(Dataset items)

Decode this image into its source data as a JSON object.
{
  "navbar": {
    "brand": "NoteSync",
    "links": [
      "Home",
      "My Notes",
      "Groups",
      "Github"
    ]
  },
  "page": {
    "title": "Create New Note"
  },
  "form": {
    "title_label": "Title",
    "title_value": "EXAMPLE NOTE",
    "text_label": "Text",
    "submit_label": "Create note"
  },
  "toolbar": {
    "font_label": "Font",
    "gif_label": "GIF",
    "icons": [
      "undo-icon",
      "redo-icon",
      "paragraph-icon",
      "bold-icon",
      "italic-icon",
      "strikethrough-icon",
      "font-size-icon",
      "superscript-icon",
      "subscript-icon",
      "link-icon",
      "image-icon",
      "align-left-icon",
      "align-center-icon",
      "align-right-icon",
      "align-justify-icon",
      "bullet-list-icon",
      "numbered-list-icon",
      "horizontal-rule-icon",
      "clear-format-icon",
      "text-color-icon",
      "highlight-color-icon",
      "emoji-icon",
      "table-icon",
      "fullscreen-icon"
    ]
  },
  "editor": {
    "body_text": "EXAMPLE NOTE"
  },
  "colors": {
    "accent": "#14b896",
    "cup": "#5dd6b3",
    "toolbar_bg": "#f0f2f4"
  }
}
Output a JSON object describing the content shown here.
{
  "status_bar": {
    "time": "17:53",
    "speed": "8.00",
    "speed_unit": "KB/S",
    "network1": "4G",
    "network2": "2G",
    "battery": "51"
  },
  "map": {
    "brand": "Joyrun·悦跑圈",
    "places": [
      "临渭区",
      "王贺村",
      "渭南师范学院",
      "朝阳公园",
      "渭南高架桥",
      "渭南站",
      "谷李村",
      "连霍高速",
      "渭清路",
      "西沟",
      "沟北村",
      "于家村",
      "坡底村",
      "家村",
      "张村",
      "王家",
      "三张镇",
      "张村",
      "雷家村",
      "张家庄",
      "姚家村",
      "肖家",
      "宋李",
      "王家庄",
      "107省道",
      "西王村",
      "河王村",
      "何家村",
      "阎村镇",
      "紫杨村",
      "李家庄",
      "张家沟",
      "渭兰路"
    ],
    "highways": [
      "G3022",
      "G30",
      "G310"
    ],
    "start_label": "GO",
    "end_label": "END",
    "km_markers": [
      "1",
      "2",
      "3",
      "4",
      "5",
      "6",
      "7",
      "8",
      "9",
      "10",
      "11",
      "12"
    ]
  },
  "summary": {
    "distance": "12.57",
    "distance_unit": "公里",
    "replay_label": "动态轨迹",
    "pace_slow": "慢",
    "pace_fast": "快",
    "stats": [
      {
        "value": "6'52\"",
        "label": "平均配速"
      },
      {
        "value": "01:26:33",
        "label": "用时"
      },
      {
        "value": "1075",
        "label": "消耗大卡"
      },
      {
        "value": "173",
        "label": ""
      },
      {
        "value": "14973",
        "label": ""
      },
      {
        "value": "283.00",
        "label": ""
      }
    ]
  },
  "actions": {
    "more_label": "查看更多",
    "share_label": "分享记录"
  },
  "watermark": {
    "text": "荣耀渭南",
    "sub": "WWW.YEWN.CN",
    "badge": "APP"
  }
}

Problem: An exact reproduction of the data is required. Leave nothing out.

Exercise solution:
Decode this image into its source data as a JSON object.
{
  "navbar": {
    "brand": "NoteSync",
    "links": [
      "Home",
      "My Notes",
      "Groups",
      "Github"
    ]
  },
  "page": {
    "title": "Create New Note"
  },
  "form": {
    "title_label": "Title",
    "title_value": "EXAMPLE NOTE",
    "text_label": "Text",
    "submit_label": "Create note"
  },
  "toolbar": {
    "font_label": "Font",
    "gif_label": "GIF",
    "icons": [
      "undo-icon",
      "redo-icon",
      "paragraph-icon",
      "bold-icon",
      "italic-icon",
      "strikethrough-icon",
      "font-size-icon",
      "superscript-icon",
      "subscript-icon",
      "link-icon",
      "image-icon",
      "align-left-icon",
      "align-center-icon",
      "align-right-icon",
      "align-justify-icon",
      "bullet-list-icon",
      "numbered-list-icon",
      "horizontal-rule-icon",
      "clear-format-icon",
      "text-color-icon",
      "highlight-color-icon",
      "emoji-icon",
      "table-icon",
      "fullscreen-icon"
    ]
  },
  "editor": {
    "body_text": "EXAMPLE NOTE"
  },
  "colors": {
    "accent": "#14b896",
    "cup": "#5dd6b3",
    "toolbar_bg": "#f0f2f4"
  }
}
Output a JSON object describing the content shown here.
{
  "status_bar": {
    "time": "17:53",
    "speed": "8.00",
    "speed_unit": "KB/S",
    "network1": "4G",
    "network2": "2G",
    "battery": "51"
  },
  "map": {
    "brand": "Joyrun·悦跑圈",
    "places": [
      "临渭区",
      "王贺村",
      "渭南师范学院",
      "朝阳公园",
      "渭南高架桥",
      "渭南站",
      "谷李村",
      "连霍高速",
      "渭清路",
      "西沟",
      "沟北村",
      "于家村",
      "坡底村",
      "家村",
      "张村",
      "王家",
      "三张镇",
      "张村",
      "雷家村",
      "张家庄",
      "姚家村",
      "肖家",
      "宋李",
      "王家庄",
      "107省道",
      "西王村",
      "河王村",
      "何家村",
      "阎村镇",
      "紫杨村",
      "李家庄",
      "张家沟",
      "渭兰路"
    ],
    "highways": [
      "G3022",
      "G30",
      "G310"
    ],
    "start_label": "GO",
    "end_label": "END",
    "km_markers": [
      "1",
      "2",
      "3",
      "4",
      "5",
      "6",
      "7",
      "8",
      "9",
      "10",
      "11",
      "12"
    ]
  },
  "summary": {
    "distance": "12.57",
    "distance_unit": "公里",
    "replay_label": "动态轨迹",
    "pace_slow": "慢",
    "pace_fast": "快",
    "stats": [
      {
        "value": "6'52\"",
        "label": "平均配速"
      },
      {
        "value": "01:26:33",
        "label": "用时"
      },
      {
        "value": "1075",
        "label": "消耗大卡"
      },
      {
        "value": "173",
        "label": ""
      },
      {
        "value": "14973",
        "label": ""
      },
      {
        "value": "283.00",
        "label": ""
      }
    ]
  },
  "actions": {
    "more_label": "查看更多",
    "share_label": "分享记录"
  },
  "watermark": {
    "text": "荣耀渭南",
    "sub": "WWW.YEWN.CN",
    "badge": "APP"
  }
}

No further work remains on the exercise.